UNH Cooperative Extension hosted session II of the 2018 Community Engagement Academy in Dover. I was invited to attend as the Community & Economic Development Intern with Extension. The goal of the session was to address ways to engage underrepresented populations. Individuals from community development committees, main street organizations, and other nonprofits from across the state participated. I had no doubt the academy would be a great opportunity to network and learn about engagement strategies.
We began the morning by defining a handful of necessary terms for effective and thorough engagement: diversity, inclusion, and equity. This led us into a discussion of how to promote diversity and inclusion in community work.
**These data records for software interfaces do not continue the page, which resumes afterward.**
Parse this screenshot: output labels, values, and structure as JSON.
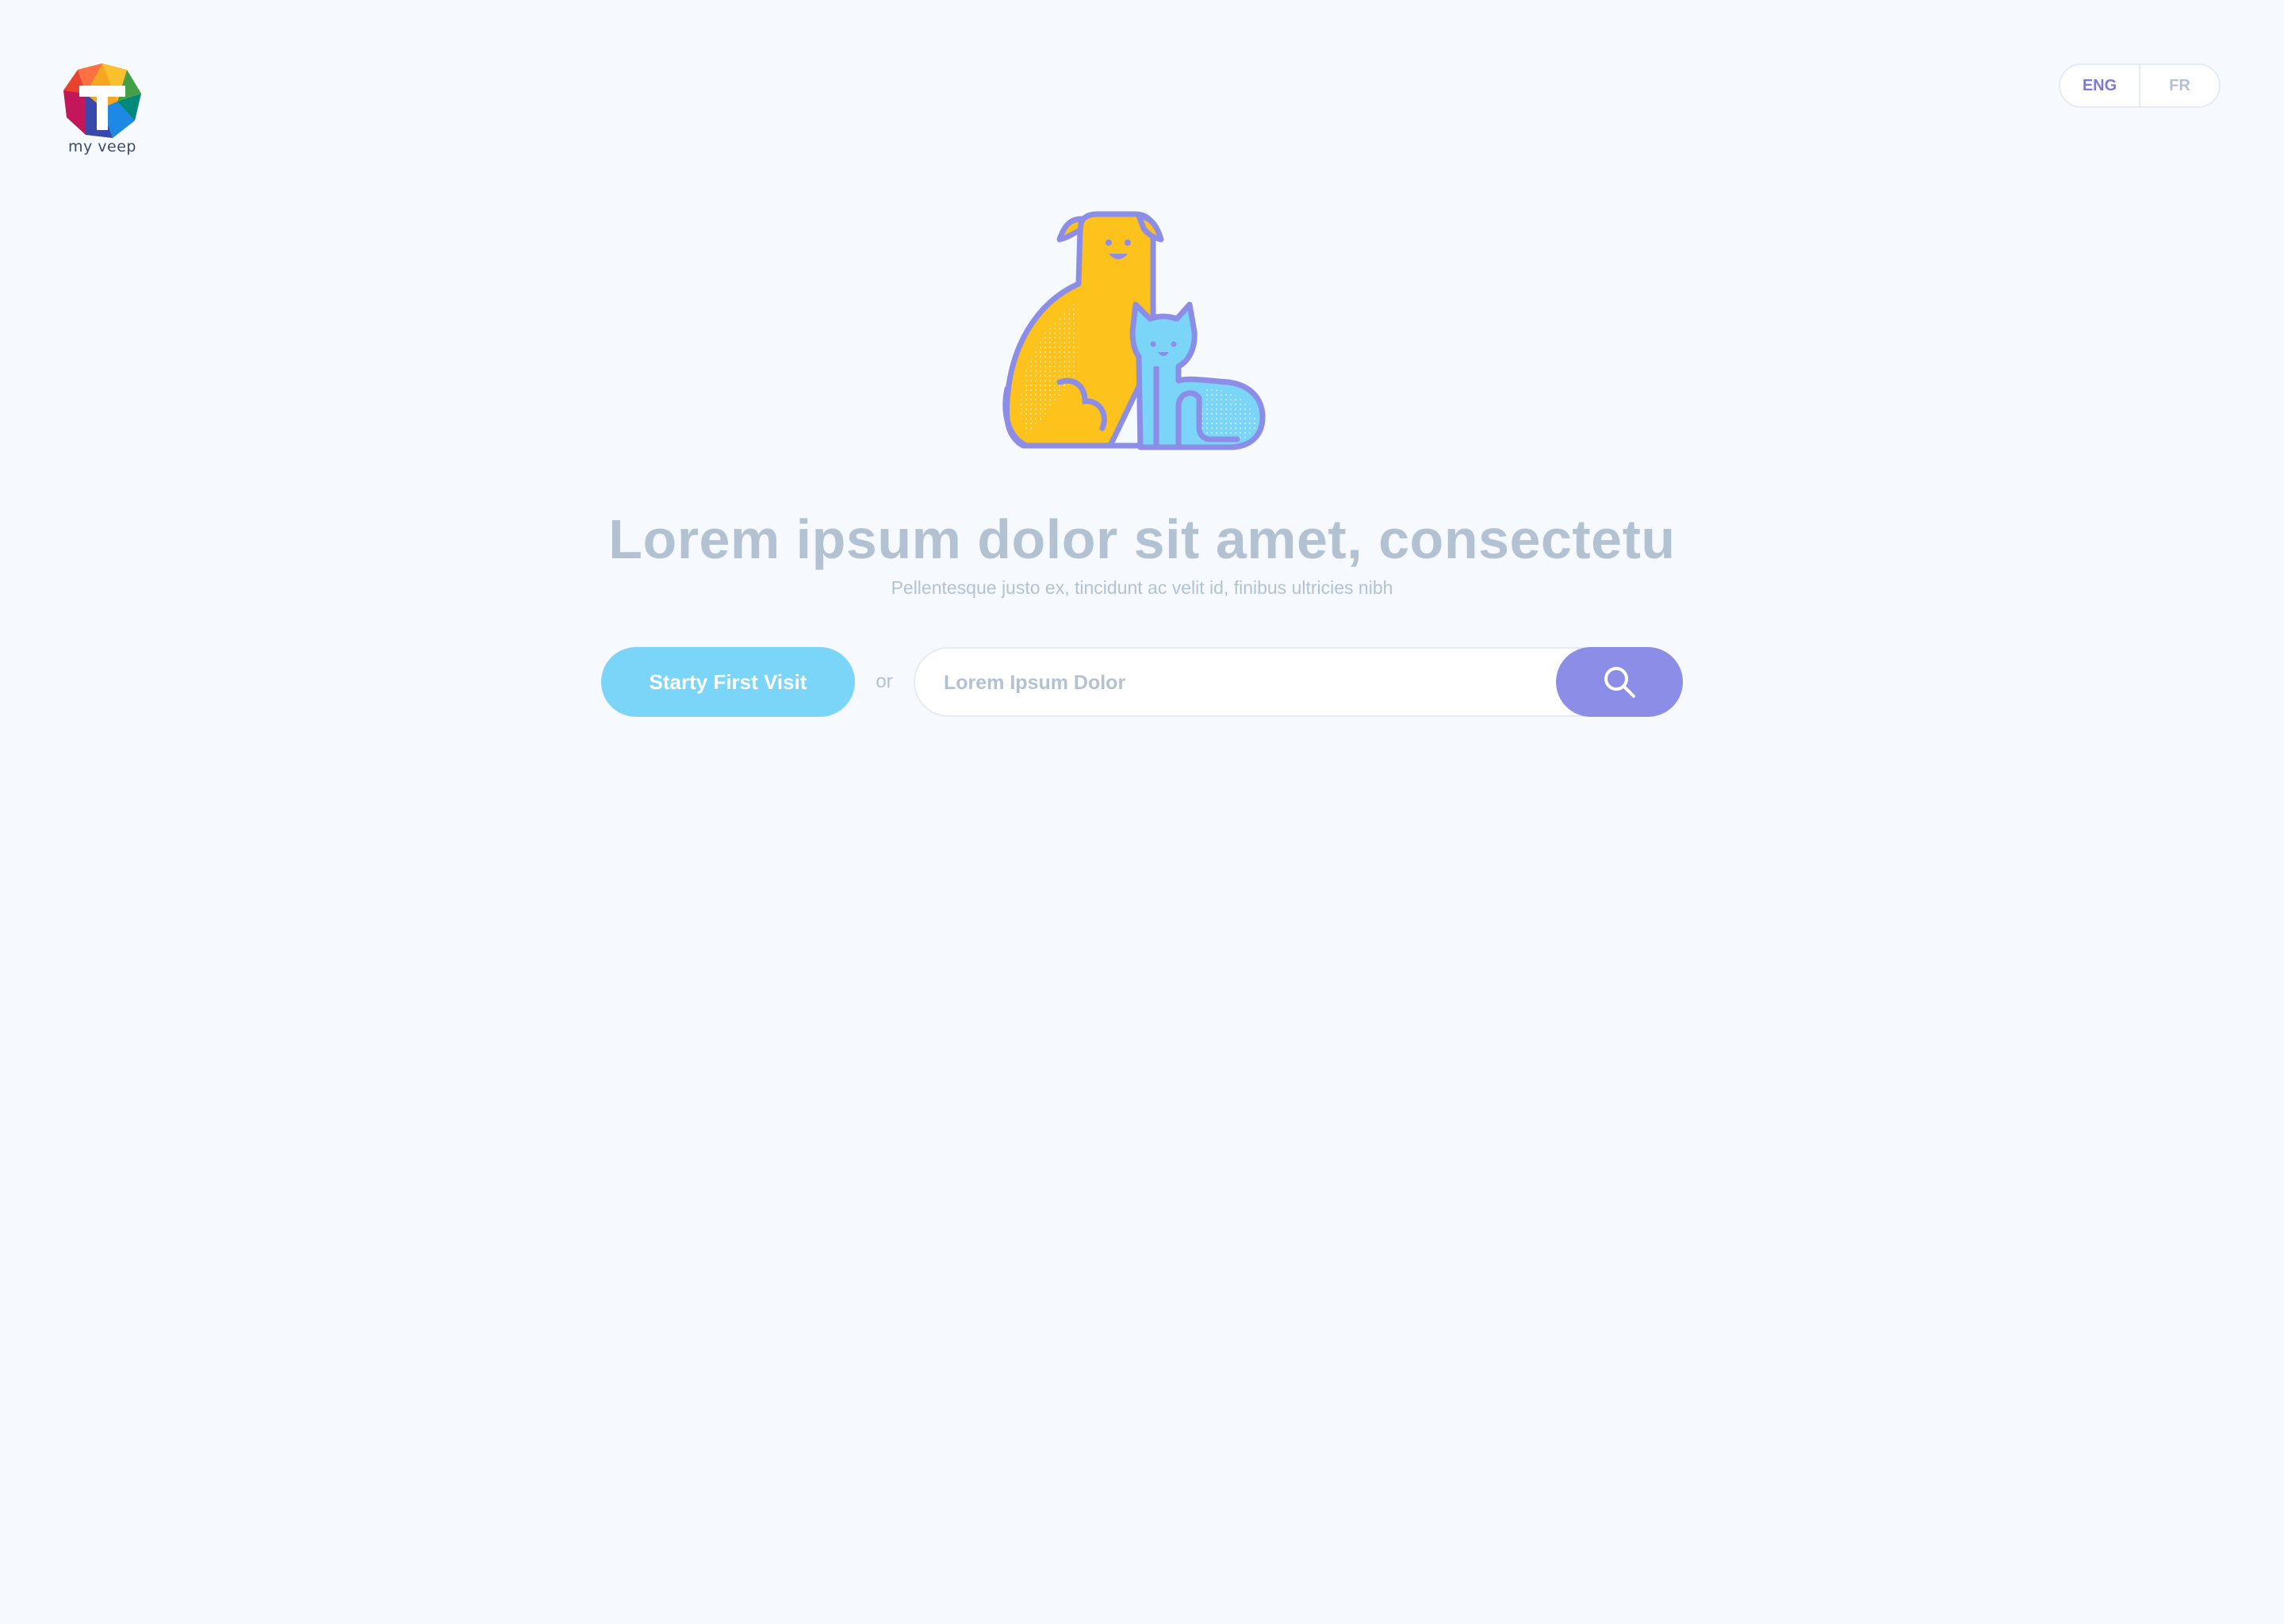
{
  "brand": {
    "name": "my veep"
  },
  "language": {
    "options": [
      "ENG",
      "FR"
    ],
    "selected": "ENG"
  },
  "hero": {
    "illustration": "dog-and-cat-illustration",
    "title": "Lorem ipsum dolor sit amet, consectetu",
    "subtitle": "Pellentesque justo ex, tincidunt ac velit id, finibus ultricies nibh"
  },
  "actions": {
    "start_label": "Starty First Visit",
    "or_label": "or",
    "search_placeholder": "Lorem Ipsum Dolor",
    "search_value": "",
    "search_icon": "search-icon"
  },
  "colors": {
    "background": "#f6f9fd",
    "start_button": "#7ad5f8",
    "search_button": "#8c8de6",
    "active_language": "#7f79d8",
    "headline": "#b3c2d3",
    "dog": "#fdc21b",
    "cat": "#7ad5f8",
    "outline": "#8c8de6"
  }
}
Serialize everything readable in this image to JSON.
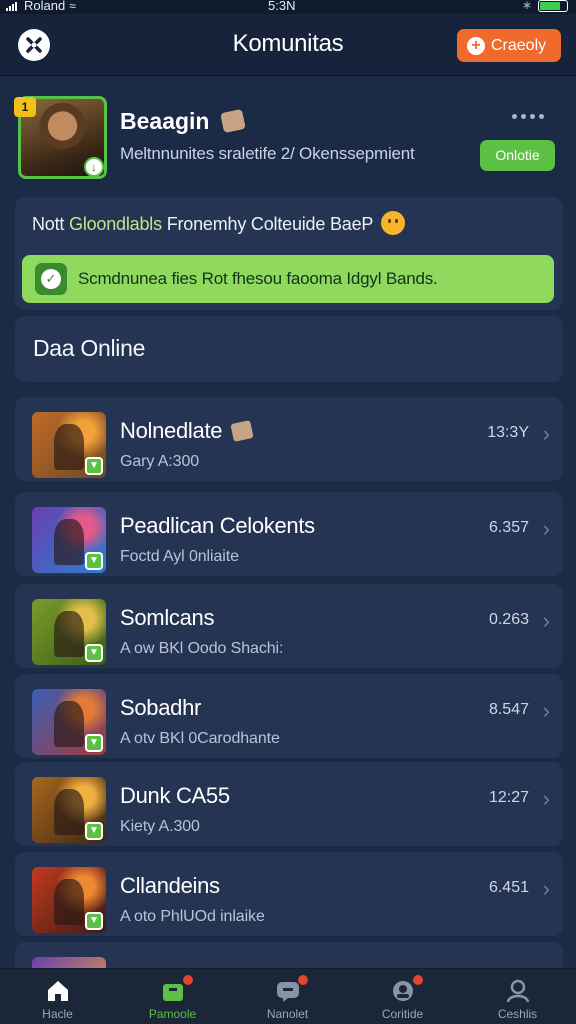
{
  "status_bar": {
    "carrier": "Roland",
    "time": "5:3N",
    "battery_level": 0.78,
    "battery_color": "#3ecf4a"
  },
  "header": {
    "title": "Komunitas",
    "create_label": "Craeoly",
    "create_color": "#ef6a2c"
  },
  "profile": {
    "name": "Beaagin",
    "subtitle": "Meltnnunites sraletife 2/ Okenssepmient",
    "status": "Onlotie",
    "avatar_badge": "1"
  },
  "notice": {
    "prefix": "Nott ",
    "highlight": "Gloondlabls",
    "rest": " Fronemhy Colteuide BaeP",
    "banner": "Scmdnunea fies Rot fhesou faooma Idgyl Bands."
  },
  "section": {
    "title": "Daa Online"
  },
  "list": [
    {
      "title": "Nolnedlate",
      "subtitle": "Gary A:300",
      "count": "13:3Y",
      "badge": true,
      "colors": [
        "#c06a2a",
        "#6d4a22",
        "#f2a23a"
      ]
    },
    {
      "title": "Peadlican Celokents",
      "subtitle": "Foctd Ayl 0nliaite",
      "count": "6.357",
      "badge": false,
      "colors": [
        "#6a3fb0",
        "#2a7fd0",
        "#e25b8a"
      ]
    },
    {
      "title": "Somlcans",
      "subtitle": "A ow BKl Oodo Shachi:",
      "count": "0.263",
      "badge": false,
      "colors": [
        "#7a9b2a",
        "#3a5d18",
        "#e4c04a"
      ]
    },
    {
      "title": "Sobadhr",
      "subtitle": "A otv BKl 0Carodhante",
      "count": "8.547",
      "badge": false,
      "colors": [
        "#3c5fb6",
        "#a23a3a",
        "#e27a3a"
      ]
    },
    {
      "title": "Dunk CA55",
      "subtitle": "Kiety A.300",
      "count": "12:27",
      "badge": false,
      "colors": [
        "#a8661e",
        "#3b2814",
        "#f0b040"
      ]
    },
    {
      "title": "Cllandeins",
      "subtitle": "A oto PhlUOd inlaike",
      "count": "6.451",
      "badge": false,
      "colors": [
        "#c23a1e",
        "#3b1a18",
        "#f08a30"
      ]
    }
  ],
  "bottom_nav": [
    {
      "label": "Hacle",
      "icon": "home-icon",
      "active": false,
      "dot": false
    },
    {
      "label": "Pamoole",
      "icon": "community-icon",
      "active": true,
      "dot": true
    },
    {
      "label": "Nanolet",
      "icon": "chat-icon",
      "active": false,
      "dot": true
    },
    {
      "label": "Coritide",
      "icon": "messages-icon",
      "active": false,
      "dot": true
    },
    {
      "label": "Ceshlis",
      "icon": "profile-icon",
      "active": false,
      "dot": false
    }
  ]
}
Various participants and Extension staff shared successful techniques like forming storytelling groups, putting on community dinners, and doing design charrettes in public spaces. We heard about engagement events in Nashua and Portland, ME. It was becoming clear to everyone that full engagement work was challenging yet certainly attainable and affordable.
The morning concluded with a brief introduction on Story Maps. This is something I had been lightly exposed to before, but quickly realized the engagement potential of the innovative piece of technology. We talked about the need for flexible and accessible citizen involvement and Story Maps had the capability of doing just that. Although the software is primarily used for asset mapping, some commented on the ways it could be used to gather data on opportunities, too. We all decided that photos were invaluable and that this was an amazing opportunity to encourage broader participation in our communities.
I was able to chat with a number of interesting individuals at lunch. I talked with Pedro Altagracia about engaging New Hampshire residents on legislative activity in Concord and I learned about the latest workforce housing projects from Sarah Gartska. I had never been around so many motivated and generous people committed to improving their communities through public participation.
After lunch, we learned about the Dover Art Walk and enjoyed a brief walking tour. We visited art studios, a flower shop, and the Children’s Museum. I was definitely surprised to learn about the well-establish artist and gallery network in Dover. This was evidently something very few of us knew about.
Storytelling was the final activity of the day. We split up into small groups and shared personal memories of when we felt especially welcomed. My group found that many of our reflections included a feeling of inclusion due to sharing food and the unexpected feeling of community when meeting new people. These were powerful concepts to keep in mind as we aspired to be more welcoming to new and underrepresented community members in our daily lives. Aside from our realizations, the process of storytelling was presented as a method in itself for community engagement.
We wrapped up at 7th Settlement Brewery. We learned about the ways the brewery had prioritized community inclusion as we sat at long community tables and toured the brewing facility. The owner of 7th Settlement illustrated the important role businesses should play in engagement and outreach. I sat with a diverse group of volunteers and professionals and discussed my plans for the next step of my career, as I will graduate in a couple of weeks. I successfully added to my list of professional networking contacts and acknowledged the new perspectives I had absorbed on community engagement.